Invincible – 5 Questions for Film Writer / Director Vincent René-Lortie

5 Questions for "Invincible" Director Vincent René-Lortie
Nominated for Best Live Action Short Film at the 2024 Academy Awards.

Find tickets for Invincible in a cinema near you

Invincible is a short film that recounts the last 48 hours in the life of Marc-Antoine Bernier, a 14-year-old boy on a desperate quest for freedom.

1. Your short, Invincible, is based on the true story of a teenage boy who committed suicide. When did you first hear about this story and why did you decide to adapt it?

This is the story of my childhood friend, Marc-Antoine Bernier, who passed away when he was 14 years old. I was the same age as him when this happened, which is quite young to truly grasp the magnitude of such an event. About 5-6 years ago, I realized that I still carried this story in my heart, so I decided to revisit it and try to understand it better. I met with my friend's family to discuss what they remembered of his final days. One of the first things that emerged from our discussions was that it might have been more of a suicide than an accident. It was then that I realized how little I truly knew about my friend. I embarked on several months of research, consulting mental health professionals, as well as those working in juvenile centers, along with his family and friends. These endeavors allowed me to reconnect with my childhood friend, and to understand him better. I realized that there was an important story to tell, that of a young boy who felt suffocated, lost, powerless, and misunderstood.

2. Which films/directors have influenced you as a filmmaker as well as your short, Invincible?

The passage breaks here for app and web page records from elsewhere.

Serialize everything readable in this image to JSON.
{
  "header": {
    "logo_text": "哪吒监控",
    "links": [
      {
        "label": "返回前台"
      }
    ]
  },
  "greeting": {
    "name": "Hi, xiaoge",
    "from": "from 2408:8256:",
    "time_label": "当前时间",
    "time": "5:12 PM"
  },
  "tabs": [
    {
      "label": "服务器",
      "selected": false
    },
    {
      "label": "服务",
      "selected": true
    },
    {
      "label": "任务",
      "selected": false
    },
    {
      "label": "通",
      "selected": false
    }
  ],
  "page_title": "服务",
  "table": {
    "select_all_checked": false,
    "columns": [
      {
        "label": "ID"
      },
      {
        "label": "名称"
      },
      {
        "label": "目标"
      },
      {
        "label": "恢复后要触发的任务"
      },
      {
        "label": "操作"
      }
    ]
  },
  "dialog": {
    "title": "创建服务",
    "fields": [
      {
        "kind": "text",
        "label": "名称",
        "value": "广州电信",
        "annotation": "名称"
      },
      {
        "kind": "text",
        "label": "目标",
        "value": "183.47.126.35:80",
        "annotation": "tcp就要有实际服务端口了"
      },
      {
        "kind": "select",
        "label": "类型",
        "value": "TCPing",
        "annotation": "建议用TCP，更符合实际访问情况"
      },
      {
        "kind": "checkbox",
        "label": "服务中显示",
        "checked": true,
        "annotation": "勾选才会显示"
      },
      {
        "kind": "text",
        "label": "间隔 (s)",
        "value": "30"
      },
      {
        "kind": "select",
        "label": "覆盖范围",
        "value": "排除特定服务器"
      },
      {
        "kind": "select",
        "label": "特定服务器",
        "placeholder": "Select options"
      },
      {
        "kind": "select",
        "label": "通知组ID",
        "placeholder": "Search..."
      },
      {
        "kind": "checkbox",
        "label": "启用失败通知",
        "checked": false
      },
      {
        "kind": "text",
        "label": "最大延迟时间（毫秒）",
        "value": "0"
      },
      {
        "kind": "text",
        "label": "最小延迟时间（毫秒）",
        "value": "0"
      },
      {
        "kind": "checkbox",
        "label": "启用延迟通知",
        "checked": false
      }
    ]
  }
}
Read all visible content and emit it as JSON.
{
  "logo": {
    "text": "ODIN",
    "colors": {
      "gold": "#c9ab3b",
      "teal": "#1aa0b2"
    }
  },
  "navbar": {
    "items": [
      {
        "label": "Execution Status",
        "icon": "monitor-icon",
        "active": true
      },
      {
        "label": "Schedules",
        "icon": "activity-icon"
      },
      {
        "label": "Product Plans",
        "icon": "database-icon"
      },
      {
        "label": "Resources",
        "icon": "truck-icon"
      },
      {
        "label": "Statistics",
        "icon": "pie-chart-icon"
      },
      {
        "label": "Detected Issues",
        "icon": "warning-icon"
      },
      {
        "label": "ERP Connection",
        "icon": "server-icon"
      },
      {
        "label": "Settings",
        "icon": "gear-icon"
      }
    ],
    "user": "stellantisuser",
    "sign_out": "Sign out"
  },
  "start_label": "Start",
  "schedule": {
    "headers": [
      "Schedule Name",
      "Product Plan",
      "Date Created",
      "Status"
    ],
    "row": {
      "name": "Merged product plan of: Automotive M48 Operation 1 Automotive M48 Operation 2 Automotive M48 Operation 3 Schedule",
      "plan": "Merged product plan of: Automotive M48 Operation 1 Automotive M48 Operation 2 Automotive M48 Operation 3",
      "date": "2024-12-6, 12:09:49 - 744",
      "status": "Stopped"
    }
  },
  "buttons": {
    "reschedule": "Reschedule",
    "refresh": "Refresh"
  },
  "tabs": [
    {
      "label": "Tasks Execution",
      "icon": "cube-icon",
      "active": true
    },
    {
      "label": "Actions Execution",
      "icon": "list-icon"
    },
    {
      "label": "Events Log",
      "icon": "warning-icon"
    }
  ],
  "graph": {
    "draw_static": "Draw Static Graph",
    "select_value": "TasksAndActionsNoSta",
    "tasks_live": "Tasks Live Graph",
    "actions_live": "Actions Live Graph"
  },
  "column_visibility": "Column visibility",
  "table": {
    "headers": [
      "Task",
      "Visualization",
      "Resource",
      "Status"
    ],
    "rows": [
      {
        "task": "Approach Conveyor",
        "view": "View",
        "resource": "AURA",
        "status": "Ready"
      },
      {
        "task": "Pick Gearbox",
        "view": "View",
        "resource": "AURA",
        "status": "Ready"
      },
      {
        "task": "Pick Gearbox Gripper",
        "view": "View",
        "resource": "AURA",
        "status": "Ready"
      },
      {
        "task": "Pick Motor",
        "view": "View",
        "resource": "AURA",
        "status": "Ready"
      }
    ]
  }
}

Growing up in Montreal, it's impossible to ignore the influence of directors like Jean-Marc Vallée and Denis Villeneuve on my perspective of filmmaking in recent years. I'd say for "Invincible," it's the meticulousness of "Incendies" (2010) and the storytelling of "C.R.A.Z.Y." (2005) that influenced my vision for the film. Yet, I'm also a huge admirer of Ryan Coogler's "Fruitvale Station" (2013) for the depth of affection we feel for the main character and the raw intensity of Steve McQueen's "Hunger" (2008).

3. Throughout the movie, there is a lot of imagery around water and its contradictory nature as a freeing and imprisoning space. Was this intentional?

Yes, it was, and thank you for noticing. My aim here was to play with the concepts of water and fire, which are quite simple on paper—two extremes that cannot coexist, repelling one another. Marc had both extremes within him. He longed to be with his family yet kept pushing them away; he wanted to leave the juvenile center but did things to stay there. In my eyes, I believe Marc was, against his will, the fire—a person boiling from within, needing more room to breathe, yet ultimately desiring to be like water—calm, silent. When these extreme elements clash, what happens? Water always wins.

4. The movie has been honored both in your home in Quebec and at the Academy Awards. How does it feel to get this kind of recognition at home and abroad?

It’s honestly surreal. I can't believe what's happening. But in the end, two things really make me happy about all this. Firstly, the fact that we'll be able to celebrate the end of the journey here, at the Oscars, with the film team coming all the way from Montreal for the occasion. It's a beautiful gift, for us and for them, that I'm looking forward to experiencing with these people who have worked so hard on the film. And also, there's the fact that the Oscars allow the film to have greater visibility worldwide. It's touching to receive all these testimonials from all over the world. I thought I was making a very personal film, but I realize that the story is much more universal. People from diverse backgrounds, ages, and languages find echoes of themselves in Marc's character, perhaps recognizing aspects of their own lives or those of others they've encountered.

5. What do you want audiences to take away from your film?

It's tough to pin down an answer because this film was my attempt to delve deeper into the complexities of my childhood friend. Yet, even now, there's so much I feel I haven't quite grasped. I approached the project from an outsider's viewpoint, trying to capture the essence of a society that struggled to truly understand the inner battles of this young boy. So, I leave it to the viewer to draw their own conclusions and take from it what resonates. Ultimately, my hope is that the film ignites conversations about the mental well-being of young people and fosters a culture of listening and understanding within our communities.